Exercise prompt → Leave out the pictures and copy every record exactly.

[Excerpts from a dataset]
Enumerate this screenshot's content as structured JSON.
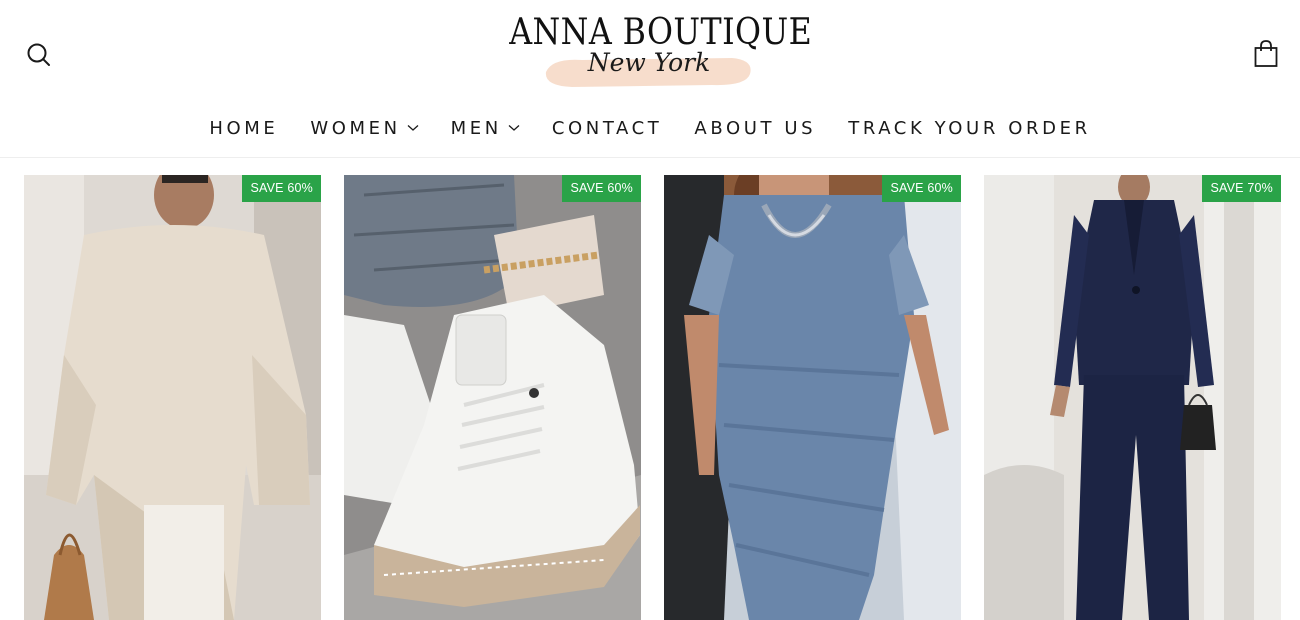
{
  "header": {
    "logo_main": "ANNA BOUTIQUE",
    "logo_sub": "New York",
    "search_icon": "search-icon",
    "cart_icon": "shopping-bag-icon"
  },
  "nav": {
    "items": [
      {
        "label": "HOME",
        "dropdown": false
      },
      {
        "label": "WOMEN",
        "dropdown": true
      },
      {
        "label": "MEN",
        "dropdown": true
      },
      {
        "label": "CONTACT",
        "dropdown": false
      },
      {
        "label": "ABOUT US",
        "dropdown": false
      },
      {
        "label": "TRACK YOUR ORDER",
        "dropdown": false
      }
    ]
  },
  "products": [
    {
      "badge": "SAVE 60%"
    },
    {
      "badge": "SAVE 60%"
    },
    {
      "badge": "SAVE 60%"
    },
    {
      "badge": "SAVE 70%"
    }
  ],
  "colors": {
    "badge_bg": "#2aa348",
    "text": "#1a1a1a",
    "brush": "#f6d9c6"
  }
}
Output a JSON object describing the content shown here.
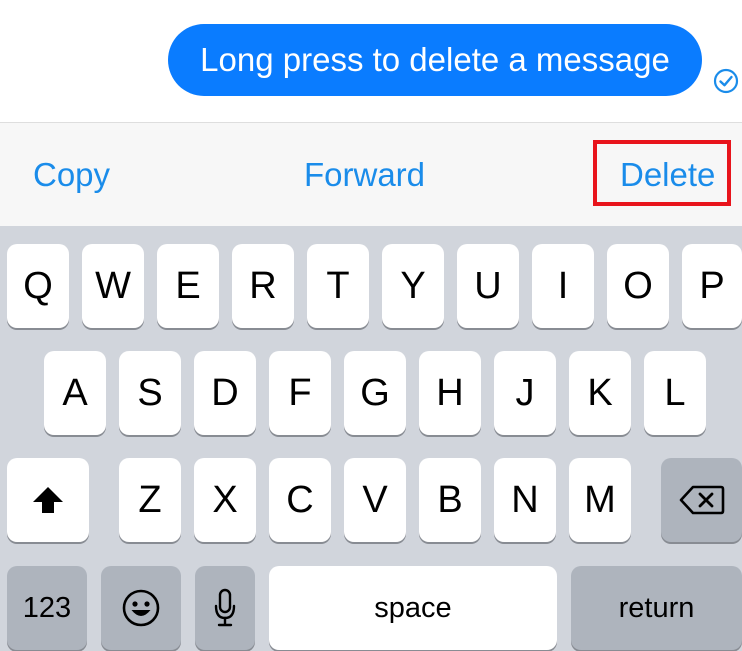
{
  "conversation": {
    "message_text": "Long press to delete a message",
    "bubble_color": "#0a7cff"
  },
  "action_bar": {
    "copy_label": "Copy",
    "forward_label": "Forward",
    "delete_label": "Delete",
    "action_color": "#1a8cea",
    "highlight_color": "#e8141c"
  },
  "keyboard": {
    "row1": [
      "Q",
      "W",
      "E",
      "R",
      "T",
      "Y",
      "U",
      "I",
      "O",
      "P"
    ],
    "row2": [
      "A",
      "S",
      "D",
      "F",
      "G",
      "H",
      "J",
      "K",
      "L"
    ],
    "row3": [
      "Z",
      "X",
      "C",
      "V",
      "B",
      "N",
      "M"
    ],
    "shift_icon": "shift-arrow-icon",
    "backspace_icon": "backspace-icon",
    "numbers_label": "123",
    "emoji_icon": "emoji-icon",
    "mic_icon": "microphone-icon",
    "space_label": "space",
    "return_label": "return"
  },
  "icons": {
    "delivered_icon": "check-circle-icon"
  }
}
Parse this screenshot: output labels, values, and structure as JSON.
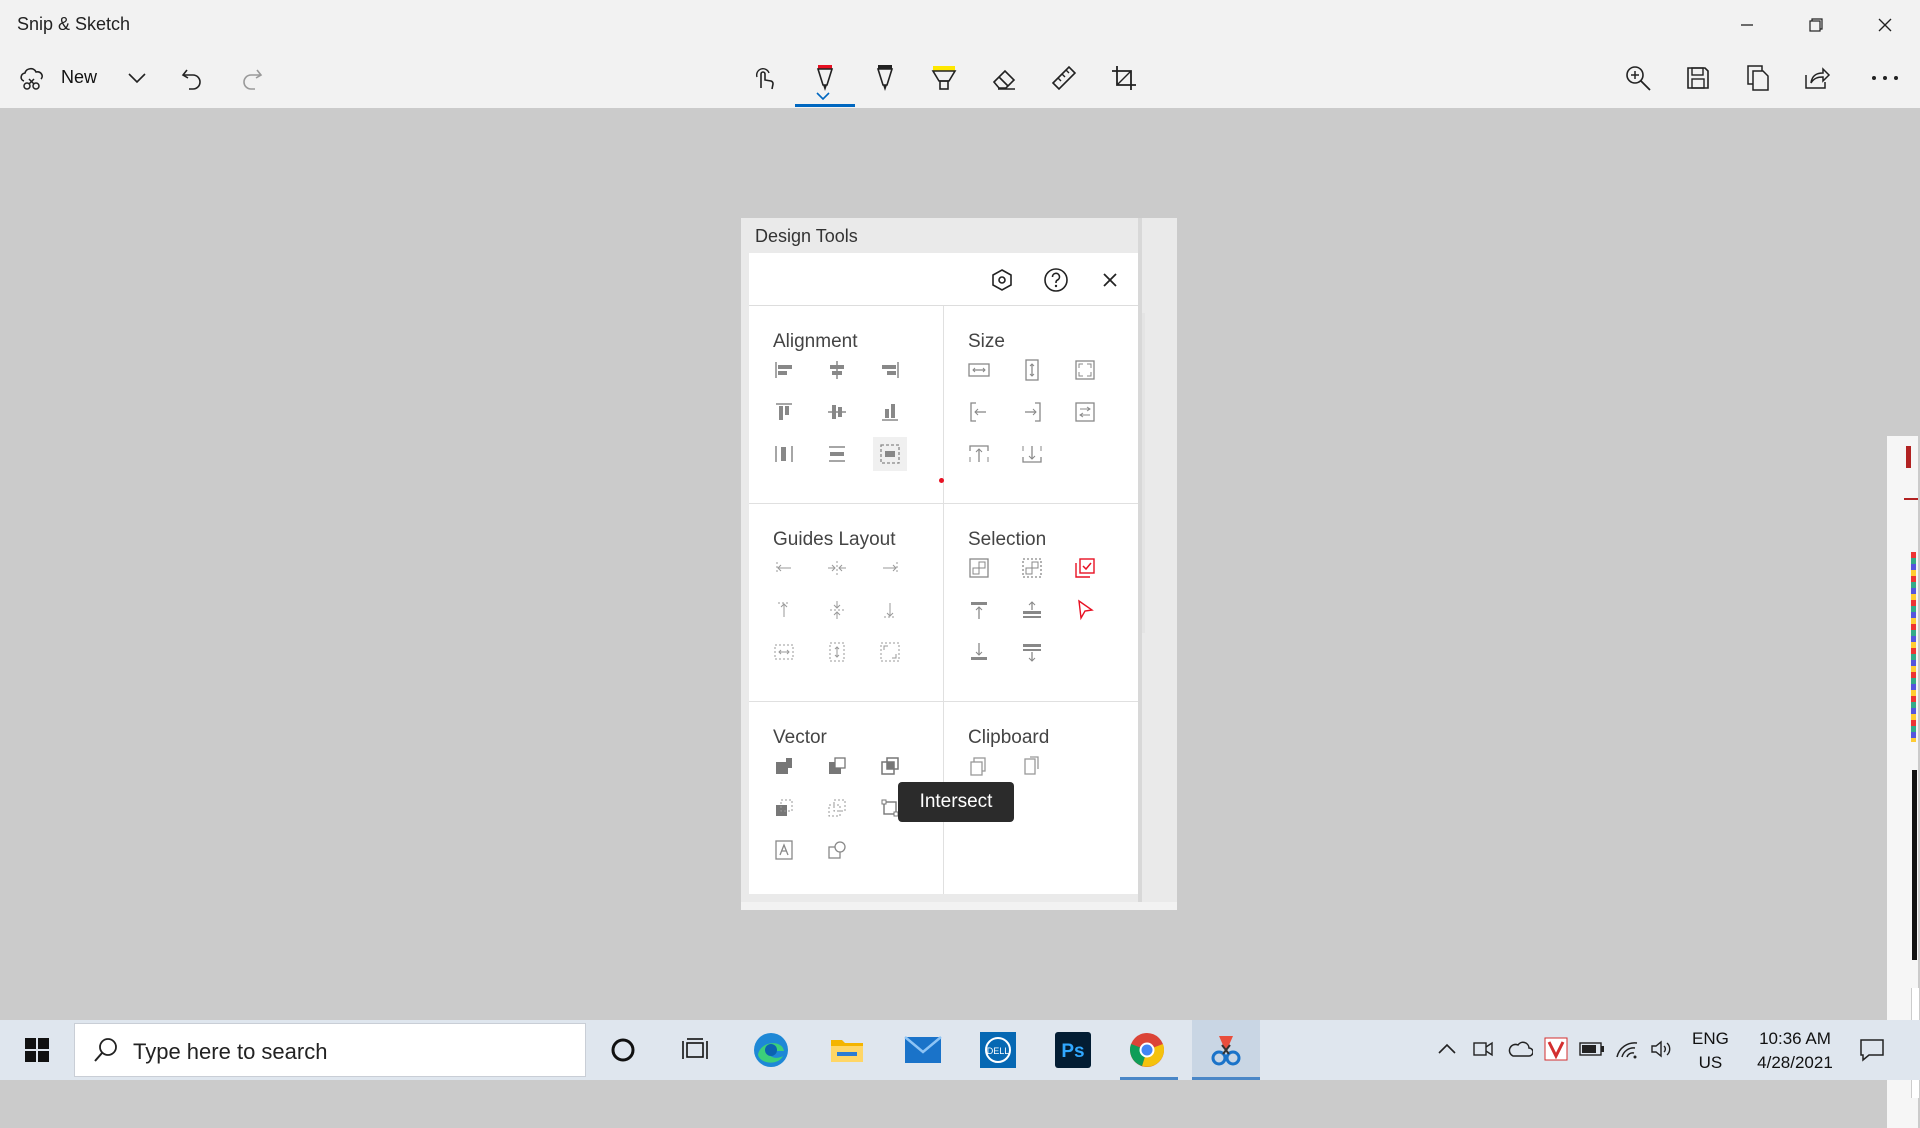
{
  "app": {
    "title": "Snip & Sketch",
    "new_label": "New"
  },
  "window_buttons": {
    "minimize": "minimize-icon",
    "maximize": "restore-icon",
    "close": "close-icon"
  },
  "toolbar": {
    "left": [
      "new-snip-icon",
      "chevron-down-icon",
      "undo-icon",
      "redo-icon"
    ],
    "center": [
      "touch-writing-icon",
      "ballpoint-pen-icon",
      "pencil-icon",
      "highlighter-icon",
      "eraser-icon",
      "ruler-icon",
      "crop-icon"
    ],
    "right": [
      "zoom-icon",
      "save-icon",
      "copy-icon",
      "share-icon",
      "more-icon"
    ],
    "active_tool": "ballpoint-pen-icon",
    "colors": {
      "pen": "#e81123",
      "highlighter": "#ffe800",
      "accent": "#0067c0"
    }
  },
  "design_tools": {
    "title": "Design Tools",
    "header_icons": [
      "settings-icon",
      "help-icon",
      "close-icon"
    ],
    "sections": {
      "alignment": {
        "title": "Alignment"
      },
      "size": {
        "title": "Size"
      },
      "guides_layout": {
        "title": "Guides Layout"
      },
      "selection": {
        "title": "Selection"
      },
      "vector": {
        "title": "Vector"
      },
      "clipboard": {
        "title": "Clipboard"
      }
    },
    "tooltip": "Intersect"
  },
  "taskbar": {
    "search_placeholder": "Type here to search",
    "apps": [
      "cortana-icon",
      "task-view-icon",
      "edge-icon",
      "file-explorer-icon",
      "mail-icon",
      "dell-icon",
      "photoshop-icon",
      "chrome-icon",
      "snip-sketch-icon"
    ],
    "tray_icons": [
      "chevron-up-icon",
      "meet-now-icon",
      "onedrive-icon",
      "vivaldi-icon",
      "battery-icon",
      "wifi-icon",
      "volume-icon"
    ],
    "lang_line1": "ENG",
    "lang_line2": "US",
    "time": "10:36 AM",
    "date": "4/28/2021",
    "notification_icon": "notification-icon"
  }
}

Answer to this exercise →
Enumerate this screenshot's content as structured JSON.
{
  "header": {
    "logo_main": "ANNA BOUTIQUE",
    "logo_sub": "New York",
    "search_icon": "search-icon",
    "cart_icon": "shopping-bag-icon"
  },
  "nav": {
    "items": [
      {
        "label": "HOME",
        "dropdown": false
      },
      {
        "label": "WOMEN",
        "dropdown": true
      },
      {
        "label": "MEN",
        "dropdown": true
      },
      {
        "label": "CONTACT",
        "dropdown": false
      },
      {
        "label": "ABOUT US",
        "dropdown": false
      },
      {
        "label": "TRACK YOUR ORDER",
        "dropdown": false
      }
    ]
  },
  "products": [
    {
      "badge": "SAVE 60%"
    },
    {
      "badge": "SAVE 60%"
    },
    {
      "badge": "SAVE 60%"
    },
    {
      "badge": "SAVE 70%"
    }
  ],
  "colors": {
    "badge_bg": "#2aa348",
    "text": "#1a1a1a",
    "brush": "#f6d9c6"
  }
}
Output a JSON object describing the content shown here.
{
  "conversation": {
    "message_text": "Long press to delete a message",
    "bubble_color": "#0a7cff"
  },
  "action_bar": {
    "copy_label": "Copy",
    "forward_label": "Forward",
    "delete_label": "Delete",
    "action_color": "#1a8cea",
    "highlight_color": "#e8141c"
  },
  "keyboard": {
    "row1": [
      "Q",
      "W",
      "E",
      "R",
      "T",
      "Y",
      "U",
      "I",
      "O",
      "P"
    ],
    "row2": [
      "A",
      "S",
      "D",
      "F",
      "G",
      "H",
      "J",
      "K",
      "L"
    ],
    "row3": [
      "Z",
      "X",
      "C",
      "V",
      "B",
      "N",
      "M"
    ],
    "shift_icon": "shift-arrow-icon",
    "backspace_icon": "backspace-icon",
    "numbers_label": "123",
    "emoji_icon": "emoji-icon",
    "mic_icon": "microphone-icon",
    "space_label": "space",
    "return_label": "return"
  },
  "icons": {
    "delivered_icon": "check-circle-icon"
  }
}
Parse this screenshot: output labels, values, and structure as JSON.
{
  "app": {
    "title": "Snip & Sketch",
    "new_label": "New"
  },
  "window_buttons": {
    "minimize": "minimize-icon",
    "maximize": "restore-icon",
    "close": "close-icon"
  },
  "toolbar": {
    "left": [
      "new-snip-icon",
      "chevron-down-icon",
      "undo-icon",
      "redo-icon"
    ],
    "center": [
      "touch-writing-icon",
      "ballpoint-pen-icon",
      "pencil-icon",
      "highlighter-icon",
      "eraser-icon",
      "ruler-icon",
      "crop-icon"
    ],
    "right": [
      "zoom-icon",
      "save-icon",
      "copy-icon",
      "share-icon",
      "more-icon"
    ],
    "active_tool": "ballpoint-pen-icon",
    "colors": {
      "pen": "#e81123",
      "highlighter": "#ffe800",
      "accent": "#0067c0"
    }
  },
  "design_tools": {
    "title": "Design Tools",
    "header_icons": [
      "settings-icon",
      "help-icon",
      "close-icon"
    ],
    "sections": {
      "alignment": {
        "title": "Alignment"
      },
      "size": {
        "title": "Size"
      },
      "guides_layout": {
        "title": "Guides Layout"
      },
      "selection": {
        "title": "Selection"
      },
      "vector": {
        "title": "Vector"
      },
      "clipboard": {
        "title": "Clipboard"
      }
    },
    "tooltip": "Intersect"
  },
  "taskbar": {
    "search_placeholder": "Type here to search",
    "apps": [
      "cortana-icon",
      "task-view-icon",
      "edge-icon",
      "file-explorer-icon",
      "mail-icon",
      "dell-icon",
      "photoshop-icon",
      "chrome-icon",
      "snip-sketch-icon"
    ],
    "tray_icons": [
      "chevron-up-icon",
      "meet-now-icon",
      "onedrive-icon",
      "vivaldi-icon",
      "battery-icon",
      "wifi-icon",
      "volume-icon"
    ],
    "lang_line1": "ENG",
    "lang_line2": "US",
    "time": "10:36 AM",
    "date": "4/28/2021",
    "notification_icon": "notification-icon"
  }
}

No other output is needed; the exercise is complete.